Disruptions of daily rhythms of the body’s master internal clock cause depression- and anxiety-like behaviors in mice, reports a new study in Biological Psychiatry. Studies continue to pile on suggesting we respect the circadian rhythms of teenagers when we, for example, decide what time of day to start high school.
The findings provide insight into the role of the brain’s internal time keeping system in the development of mood disorders, such as bipolar disorder and major depressive disorder, which have been associated with disturbed daily (circadian) rhythms.
“Our data show that perturbing circadian rhythms in otherwise totally undisturbed animals is enough to cause behaviors similar to human depression,” commented first author Dr Dominic Landgraf of the University of California, San Diego.
Inherent circadian clocks help us function throughout the day, by telling us when to sleep, wake and eat, as well as by synchronizing our bodily processes. “It is perhaps not surprising that disruptions of our natural synchronization can have heavy impacts on our physical and mental health,” Dr Landgraf added.
However, until now researchers did not know if disturbed circadian rhythms were a cause or consequence of mood disorders. In the new study, a team led by David K Welsh has shown for the first time a causal relationship between functioning circadian clocks and mood regulation.
The researchers developed a new genetic mouse model by suppressing Bmal1, one of the master genes that drives circadian rhythms, in the suprachiasmatic nucleus (SCN), which serves as the brain’s central clock regulator. Diminished Bmal1 expression reduced the strength of the clock signals produced by the SCN by about 80 percent. Targeting this particular brain region allowed the researchers to focus on the specific effects of the SCN circadian rhythms, and to avoid alterations in other brain regions that have confounded previous studies.
In behavioral tests, mice with reduced circadian rhythms, relative to control mice, were less motivated to escape an uncomfortable situation, which is commonly interpreted as despair or hopelessness in the animal. The mice also showed increased aversion to brightly lit areas, considered to be an indicator of anxiety-like behavior.
In addition to the altered behavior, mice with reduced circadian rhythms gained more weight than normal mice, even though they consumed the same amount of food. This finding suggests that disrupted SCN circadian rhythms could lead to metabolic abnormalities observed in many depressed patients.
Importantly, the findings show that even though the SCN does not directly regulate mood, alterations to circadian rhythms in the SCN are sufficient to cause depression- and anxiety-like behaviors in mice.
“We have long known that disruptions in circadian rhythms may contribute to depression, particularly in people at risk for major depression or bipolar disorder,” said Dr John Krystal, Editor of Biological Psychiatry. “This new study provides additional evidence implicating the Bmal1 gene in the relationship between these circadian rhythms and mood.”
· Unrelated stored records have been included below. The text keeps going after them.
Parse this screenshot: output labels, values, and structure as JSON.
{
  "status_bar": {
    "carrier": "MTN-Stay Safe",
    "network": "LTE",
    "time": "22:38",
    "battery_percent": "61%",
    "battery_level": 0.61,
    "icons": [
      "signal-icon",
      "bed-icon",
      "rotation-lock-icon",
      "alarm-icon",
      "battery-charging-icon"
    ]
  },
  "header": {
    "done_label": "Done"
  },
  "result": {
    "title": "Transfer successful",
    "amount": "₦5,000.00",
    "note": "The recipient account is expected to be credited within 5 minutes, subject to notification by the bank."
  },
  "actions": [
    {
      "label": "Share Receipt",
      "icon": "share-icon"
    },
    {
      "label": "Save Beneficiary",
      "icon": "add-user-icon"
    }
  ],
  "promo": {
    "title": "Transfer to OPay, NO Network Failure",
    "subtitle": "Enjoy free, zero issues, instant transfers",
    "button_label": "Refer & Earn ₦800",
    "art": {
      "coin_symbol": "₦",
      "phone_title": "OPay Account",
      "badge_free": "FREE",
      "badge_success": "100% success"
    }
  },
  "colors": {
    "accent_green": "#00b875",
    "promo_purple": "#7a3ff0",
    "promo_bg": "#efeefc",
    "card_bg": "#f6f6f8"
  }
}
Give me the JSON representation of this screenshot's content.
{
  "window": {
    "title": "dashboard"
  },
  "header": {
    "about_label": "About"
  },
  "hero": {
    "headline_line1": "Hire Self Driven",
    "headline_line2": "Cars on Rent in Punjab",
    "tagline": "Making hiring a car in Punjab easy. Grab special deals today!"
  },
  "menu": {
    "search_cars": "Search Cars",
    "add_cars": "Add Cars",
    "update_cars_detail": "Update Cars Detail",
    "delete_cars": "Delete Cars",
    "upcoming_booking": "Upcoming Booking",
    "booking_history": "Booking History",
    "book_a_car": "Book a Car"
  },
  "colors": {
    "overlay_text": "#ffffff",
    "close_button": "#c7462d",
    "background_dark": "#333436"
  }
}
According to Dr Landgraf, the results are an important step toward developing new depression treatments that directly target the circadian clock in humans.